Comment: Re:That's nothing (Score 3, Informative) 63

by ShaunC (#47380805) Attached to: Comcast Executives Appear To Share Cozy Relationships With Regulators

And that's hardly anything new, either. Andrea Mitchell of NBC married Alan Greenspan in 1997; he was Chairman of the Fed at the time, and continued in that role until 2006. Nice little bit of "extraordinary access" NBC had there during Clinton's and W's presidencies.

Comment: Re:Ethics (Score 1) 160

by ShaunC (#47377071) Attached to: Facebook Fallout, Facts and Frenzy

Looks like this doesn't apply. Federal funding requirement.

The obvious joke response is that Facebook probably gets all kinds of funding from NSA.

A more serious response is that it's not quite clear. UCSF and Cornell both participated in this project to some degree, and they're both subject to HHS regulations since they do get federal funding. Whether or not the whole project was then required to follow the rules depends on what exactly the university participants did.

Comment: Re:Umm... (Score 1) 149

I don't have an explanation (that I could write down in a public place, at least), but I would NOT count on having the same amount of luck if I were in his boots.

None of us know the whole story, and it's not likely that we ever will, unless he contracts some terminal illness and decides to write a telling memoir on his way out.

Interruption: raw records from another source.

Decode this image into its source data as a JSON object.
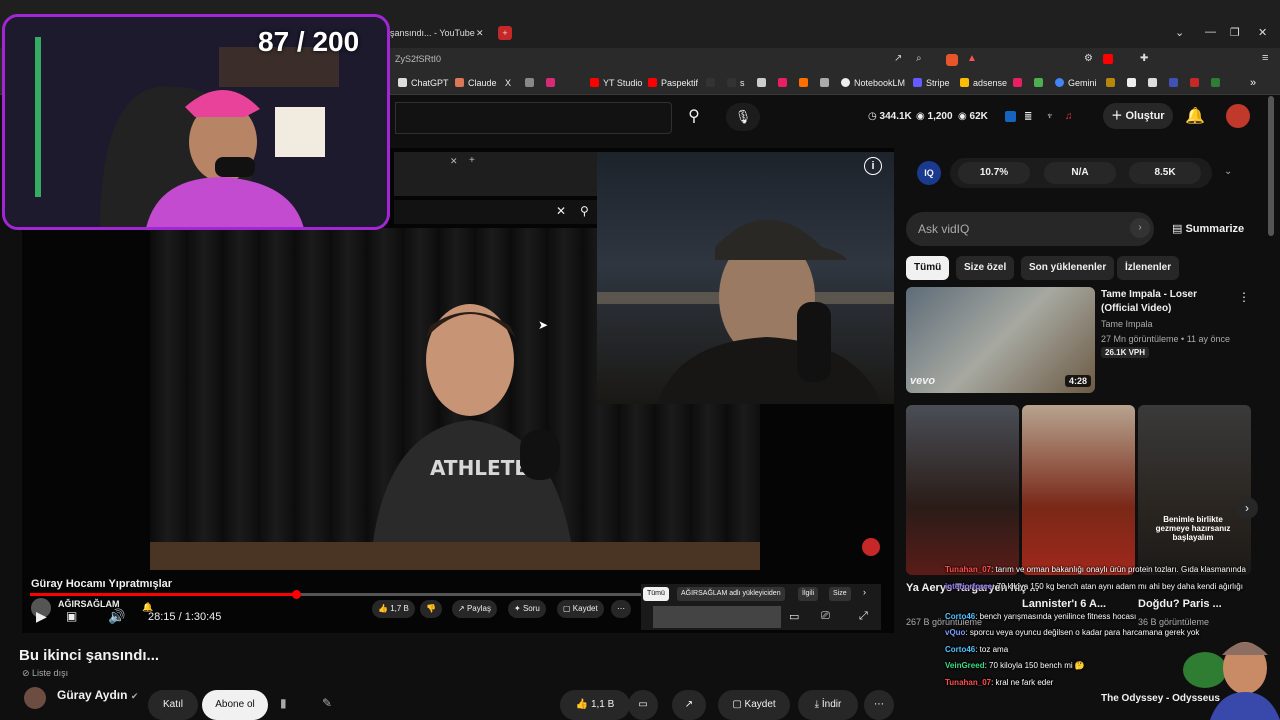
{
  "browser": {
    "tab_title": "şansındı... - YouTube",
    "url_fragment": "ZyS2fSRtI0",
    "bookmarks": [
      "ChatGPT",
      "Claude",
      "X",
      "",
      "",
      "YT Studio",
      "Paspektif",
      "",
      "s",
      "",
      "",
      "",
      "",
      "",
      "NotebookLM",
      "Stripe",
      "adsense",
      "",
      "",
      "Gemini"
    ]
  },
  "header": {
    "stats": [
      "344.1K",
      "1,200",
      "62K"
    ],
    "create_label": "Oluştur"
  },
  "overlay": {
    "counter": "87 / 200"
  },
  "player": {
    "title": "Güray Hocamı Yıpratmışlar",
    "channel": "AĞIRSAĞLAM",
    "time": "28:15 / 1:30:45",
    "progress_fraction": 0.315,
    "actions": {
      "likes": "1,7 B",
      "share": "Paylaş",
      "ask": "Soru",
      "save": "Kaydet"
    },
    "inner_chips": [
      "Tümü",
      "AĞIRSAĞLAM adlı yükleyiciden",
      "İlgili",
      "Size"
    ]
  },
  "video": {
    "title": "Bu ikinci şansındı...",
    "visibility": "Liste dışı",
    "channel": "Güray Aydın",
    "join_label": "Katıl",
    "subscribe_label": "Abone ol",
    "like_count": "1,1 B",
    "save_label": "Kaydet",
    "download_label": "İndir"
  },
  "sidebar": {
    "iq_label": "IQ",
    "iq_stats": [
      "10.7%",
      "N/A",
      "8.5K"
    ],
    "ask_placeholder": "Ask vidIQ",
    "summarize_label": "Summarize",
    "chips": [
      "Tümü",
      "Size özel",
      "Son yüklenenler",
      "İzlenenler"
    ],
    "rec1": {
      "title": "Tame Impala - Loser (Official Video)",
      "channel": "Tame Impala",
      "meta": "27 Mn görüntüleme • 11 ay önce",
      "vph": "26.1K VPH",
      "duration": "4:28",
      "logo": "vevo"
    },
    "shorts_titles": [
      "Ya Aerys Targaryen hiç ...",
      "Lannister'ı 6 A...",
      "Doğdu? Paris ..."
    ],
    "shorts_views": [
      "267 B görüntüleme",
      "",
      "36 B görüntüleme"
    ],
    "short_caption": "Benimle birlikte gezmeye hazırsanız başlayalım",
    "bottom_title": "The Odyssey - Odysseus"
  },
  "chat": [
    {
      "user": "Tunahan_07",
      "text": ": tarım ve orman bakanlığı onaylı ürün protein tozları. Gıda klasmanında"
    },
    {
      "user": "interiorforce",
      "text": ": 70 kiloya 150 kg bench atan aynı adam mı ahi bey daha kendi ağırlığı"
    },
    {
      "user": "Corto46",
      "text": ": bench yarışmasında yenilince fitness hocası"
    },
    {
      "user": "vQuo",
      "text": ": sporcu veya oyuncu değilsen o kadar para harcamana gerek yok"
    },
    {
      "user": "Corto46",
      "text": ": toz ama"
    },
    {
      "user": "VeinGreed",
      "text": ": 70 kiloyla 150 bench mi 🤔"
    },
    {
      "user": "Tunahan_07",
      "text": ": kral ne fark eder"
    }
  ]
}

I'll agree that no one like you or me would ever have the same amount of "luck," primarily because it can't be luck. Kim has money and he has leverage. One doesn't always buy the other (to the chagrin of a litany of folks from George Jung to Bernie Madoff), but it seems clear that Kim has banked plenty of both. He's freely given out some of the juicy bits, like the MegaUpload accounts that were registered and used by USG and MAFIAA entities to engage in various copyright infringement. But he has more, and he's keeping it to himself.

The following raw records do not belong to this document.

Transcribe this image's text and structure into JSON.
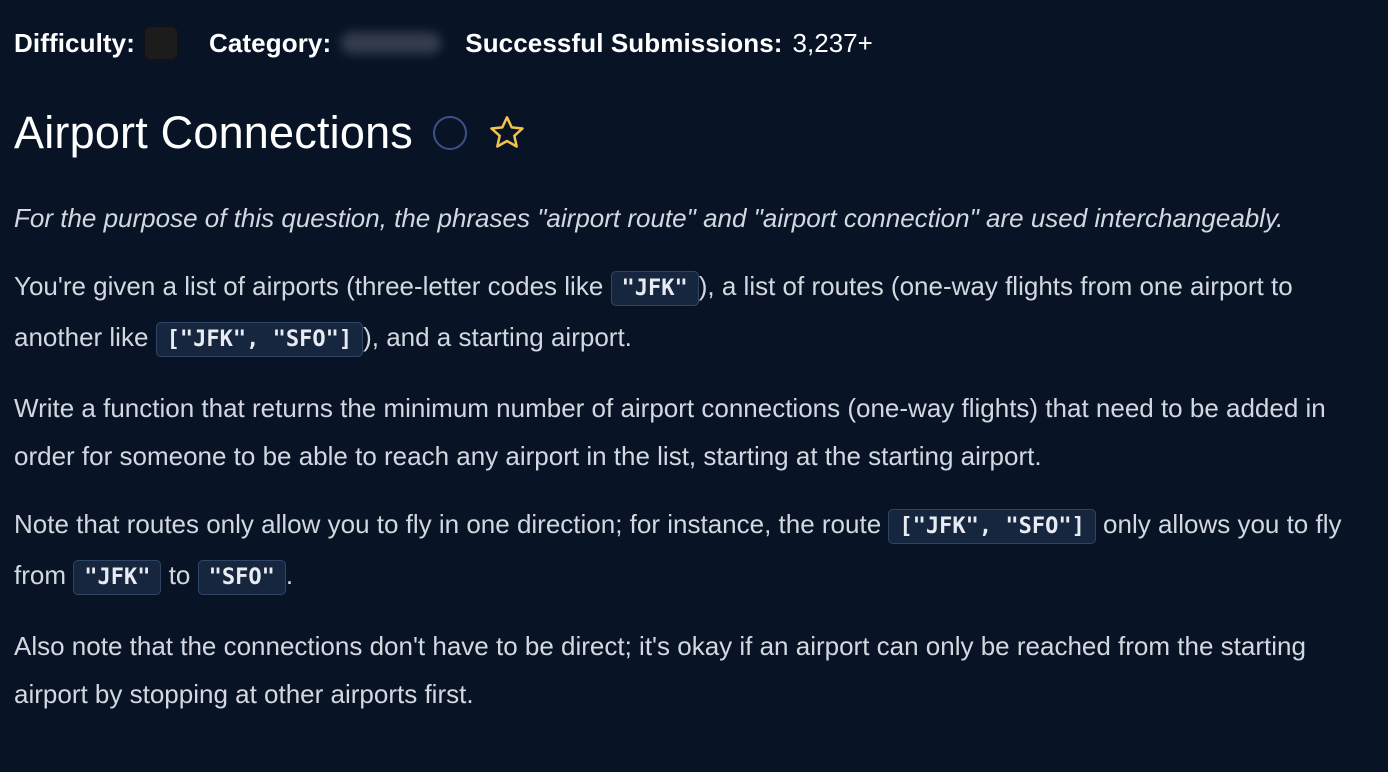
{
  "meta": {
    "difficulty_label": "Difficulty:",
    "category_label": "Category:",
    "submissions_label": "Successful Submissions:",
    "submissions_value": "3,237+"
  },
  "problem": {
    "title": "Airport Connections"
  },
  "description": {
    "intro_note": "For the purpose of this question, the phrases \"airport route\" and \"airport connection\" are used interchangeably.",
    "p1": {
      "t1": "You're given a list of airports (three-letter codes like ",
      "c1": "\"JFK\"",
      "t2": "), a list of routes (one-way flights from one airport to another like ",
      "c2": "[\"JFK\", \"SFO\"]",
      "t3": "), and a starting airport."
    },
    "p2": "Write a function that returns the minimum number of airport connections (one-way flights) that need to be added in order for someone to be able to reach any airport in the list, starting at the starting airport.",
    "p3": {
      "t1": "Note that routes only allow you to fly in one direction; for instance, the route ",
      "c1": "[\"JFK\", \"SFO\"]",
      "t2": " only allows you to fly from ",
      "c2": "\"JFK\"",
      "t3": " to ",
      "c3": "\"SFO\"",
      "t4": "."
    },
    "p4": "Also note that the connections don't have to be direct; it's okay if an airport can only be reached from the starting airport by stopping at other airports first."
  },
  "colors": {
    "background": "#081426",
    "code_background": "#16263f",
    "star_outline": "#f2c34e",
    "status_circle": "#3f4f8c"
  },
  "icons": {
    "status": "circle-outline-icon",
    "favorite": "star-outline-icon"
  }
}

The man may be a complete and total pompous douche canoe with a proven track record of dubious activity, but he isn't dumb by any stretch of the imagination.

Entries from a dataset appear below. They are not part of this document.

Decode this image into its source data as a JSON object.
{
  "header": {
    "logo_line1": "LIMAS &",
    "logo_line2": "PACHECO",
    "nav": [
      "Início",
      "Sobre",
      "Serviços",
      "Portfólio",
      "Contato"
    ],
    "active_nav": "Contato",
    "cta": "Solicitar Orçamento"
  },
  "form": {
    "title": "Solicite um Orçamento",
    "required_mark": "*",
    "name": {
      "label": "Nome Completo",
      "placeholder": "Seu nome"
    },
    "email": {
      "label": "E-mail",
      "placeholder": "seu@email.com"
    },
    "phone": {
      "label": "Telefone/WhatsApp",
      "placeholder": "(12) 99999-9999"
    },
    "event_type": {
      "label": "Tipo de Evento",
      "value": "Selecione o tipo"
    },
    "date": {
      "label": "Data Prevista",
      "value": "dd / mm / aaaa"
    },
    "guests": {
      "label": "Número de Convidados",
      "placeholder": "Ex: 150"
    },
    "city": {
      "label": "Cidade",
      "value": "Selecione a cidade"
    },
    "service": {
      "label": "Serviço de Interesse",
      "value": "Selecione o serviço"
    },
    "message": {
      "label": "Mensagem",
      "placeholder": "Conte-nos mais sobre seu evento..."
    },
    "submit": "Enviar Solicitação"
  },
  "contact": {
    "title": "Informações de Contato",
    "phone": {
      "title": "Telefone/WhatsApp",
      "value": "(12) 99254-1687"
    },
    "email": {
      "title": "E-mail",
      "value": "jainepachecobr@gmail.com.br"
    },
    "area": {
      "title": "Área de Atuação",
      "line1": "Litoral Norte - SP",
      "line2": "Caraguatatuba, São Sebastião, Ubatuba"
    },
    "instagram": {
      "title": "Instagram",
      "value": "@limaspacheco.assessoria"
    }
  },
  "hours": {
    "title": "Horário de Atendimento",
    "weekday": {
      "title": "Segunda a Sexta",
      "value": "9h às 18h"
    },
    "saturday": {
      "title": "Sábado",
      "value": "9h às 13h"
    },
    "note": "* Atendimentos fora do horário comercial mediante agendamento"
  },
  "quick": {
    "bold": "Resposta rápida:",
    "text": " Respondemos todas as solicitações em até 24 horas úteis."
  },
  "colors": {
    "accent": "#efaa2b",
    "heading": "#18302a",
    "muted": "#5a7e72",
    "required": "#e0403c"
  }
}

Comment: Re:What a crazy situation (Score 1) 149

The War on Drugs made law enforcement into the enemy for a lot more people than the War on Copyright Infringement.

Anyone who doubts this statement should have a look at this graph. Turns out that "Just Say No" was actually referring to whether or not you wanted to live outside of prison.

Comment: Re:No, I won the bitcoin auction! (Score 1) 115

by ShaunC (#47370653) Attached to: Investor Tim Draper Announces He Won Silk Road Bitcoin Auction

There is zero evidence Tim Draper was the auction winner, except for is own statement, that's not backed up by absolutely anything. Even more, I clearly remember the days where Mark Karpelles was a great guy, a visionary, an entrepreneur that embraced bitcoin... look at what the "bitcoin people" say about him now.

Mark Karpeles is a guy with a failed trading-card website who hired a few c0d3rZ to dabble in Bitcoin and wound up with a disaster. Tim Draper is a fairly well-known VC who's spent 30 years building both his reputation and a company worth billions of dollars. If you can't see the difference, I doubt anything I say will help, but Draper is incredibly unlikely to issue a statement like this if it isn't a) true, b) fully vetted by his legal team, and c) fully vetted by the other company's legal team.

A large number of installed systems work by fiat. That is, they work by being declared to work. -- Anatol Holt